I inherited territory developing towards chaos – FCT Minister

  • Reveals why he may never appoint mandate secretaries, aides

MINISTER of the Federal Capital Territory (FCT), Muhammadu Bello, on Saturday, revealed the kind of territory he inherited after being appointed by President Muhammadu Buhari, saying he met a capital that was “developing towards some level of chaos in terms of service delivery and traffic management.”

‎He said he equally inherited a territory with chaotic development in terms of building, infrastructure and social facilities.

Speaking at a special congress organised by the FCT Council of the Nigerian Union of Journalists (NUJ), the minister said he ‎inherited a city whose infrastructure was grossly overstretched and whose planning was eroded and by-passed.

He gave reasons why his administration may never appoint mandate secretaries and retinue of aides, saying ‎ what was necessary is to strengthen institutions and allow civil servants to run the system as was obtained internationally.

The minister, who was yet to appoint key officers to assist him in delivering his mandate including a Chief of Staff, said by the time he assumed duties, contractors had already stopped work, laid off their staff and abandoned work.

According to him, insecurity also pervaded parts of the city as at the time he took over as minister.

“That is the city I met when I was appointed by President Buhari‎,” the minister said.

‎Musa said the‎ territory was, however, well conceived, well planned, and had first-class infrastructure, although it had grown exponentially more than any other city in Africa.

He said, “We encouraged contractors to come back to site. For 11 months, there were no releases for capital projects and what we did was that we requested for extension of our budget by three months so as to mobilise available contractors to site. That is why you see that semblances of work have returned.”

The minister ‎said the focus of his government was to upgrade the slums in Abuja through urban renewal programme and not to demolish them.

He however said that demolitions have to be made to make for roads and to control diseases‎, but assured that in upgrading the communities, his administration has to adopt best international practices.

‎Musa lamented the level of vandalism of government infrastructure that was ongoing in the territory, including those of the yet-to-be completed Abuja Light Rail project.

‎He said, “We have tried to instil rule of law in all we do in all offices. What we observed is that we jettisoned the laws governing Abuja and weakened the institutions.

“What we have been able to do is to strengthen the institution and give officials confidence to say no to any appointee when things are being done wrongly

“My vision is to see a day when permanent secretary or minister will tell director of land ‘give me a piece of land in that beautiful valley’ and I will like to see the day the director will say ‘no sir, that land you want is a grey area or is on water way and is part of the beauty of this city meant to be left for citizens unborn’.

“That is what we need to do, not only in FCT but in the country so as to strengthen the institutions. That is the legacy that I want to leave.

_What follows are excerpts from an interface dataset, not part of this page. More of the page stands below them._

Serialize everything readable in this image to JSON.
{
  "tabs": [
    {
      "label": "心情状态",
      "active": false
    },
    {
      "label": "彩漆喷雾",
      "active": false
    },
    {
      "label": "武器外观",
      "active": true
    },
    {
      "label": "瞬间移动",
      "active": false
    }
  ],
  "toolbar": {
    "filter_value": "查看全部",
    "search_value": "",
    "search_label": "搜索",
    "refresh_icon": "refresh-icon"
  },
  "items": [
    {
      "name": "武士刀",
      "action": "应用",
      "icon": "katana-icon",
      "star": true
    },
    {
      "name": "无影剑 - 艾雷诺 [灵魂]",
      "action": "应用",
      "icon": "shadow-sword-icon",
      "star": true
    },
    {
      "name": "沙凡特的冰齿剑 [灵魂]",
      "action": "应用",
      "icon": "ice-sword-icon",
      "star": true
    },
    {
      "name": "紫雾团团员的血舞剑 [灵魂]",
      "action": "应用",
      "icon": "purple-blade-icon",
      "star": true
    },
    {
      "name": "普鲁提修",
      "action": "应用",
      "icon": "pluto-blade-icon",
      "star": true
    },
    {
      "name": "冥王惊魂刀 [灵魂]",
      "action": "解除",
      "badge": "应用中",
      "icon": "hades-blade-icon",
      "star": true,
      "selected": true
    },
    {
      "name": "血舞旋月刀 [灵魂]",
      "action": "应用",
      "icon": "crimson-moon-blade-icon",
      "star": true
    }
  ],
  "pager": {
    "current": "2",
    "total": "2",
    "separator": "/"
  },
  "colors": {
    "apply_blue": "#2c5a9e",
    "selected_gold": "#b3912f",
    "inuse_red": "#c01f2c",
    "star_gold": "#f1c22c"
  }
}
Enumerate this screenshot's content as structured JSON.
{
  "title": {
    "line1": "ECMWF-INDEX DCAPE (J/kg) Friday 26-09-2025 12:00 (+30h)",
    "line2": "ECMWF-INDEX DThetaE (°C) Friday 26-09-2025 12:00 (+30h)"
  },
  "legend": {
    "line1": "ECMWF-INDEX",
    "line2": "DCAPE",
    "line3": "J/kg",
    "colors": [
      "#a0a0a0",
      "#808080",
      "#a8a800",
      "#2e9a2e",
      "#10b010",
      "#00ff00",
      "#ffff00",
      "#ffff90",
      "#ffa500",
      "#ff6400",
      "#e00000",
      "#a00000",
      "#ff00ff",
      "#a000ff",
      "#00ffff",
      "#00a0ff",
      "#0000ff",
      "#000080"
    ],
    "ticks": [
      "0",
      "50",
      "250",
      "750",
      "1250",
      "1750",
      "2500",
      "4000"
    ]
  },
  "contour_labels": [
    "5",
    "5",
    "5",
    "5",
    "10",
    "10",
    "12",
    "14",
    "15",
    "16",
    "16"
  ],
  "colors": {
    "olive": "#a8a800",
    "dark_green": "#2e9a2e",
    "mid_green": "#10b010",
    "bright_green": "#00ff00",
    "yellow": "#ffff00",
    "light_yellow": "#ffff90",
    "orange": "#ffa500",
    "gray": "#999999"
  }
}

“You may also not have known that a lot of building plans are now being approved on time and even if it is not going to be approved, the person, within a given period of time, is briefed on why it is not going to be approved.

“My focus is for us to make the city efficient by completing all ongoing projects. All stretch of roads from airport to barracks will all be completed.‎ Also, Abuja light rail project, which is now 70 per cent done will be completed by December 31, 2017.

‎”Governments have always been run by civil servants. So let us not personalise offices to individuals. Instead let us strengthen the institutions.

“Another area that is a challenge to officials is the pockets of slums in FCT. What do you do to them; do you clear them or turn blind eyes to them?”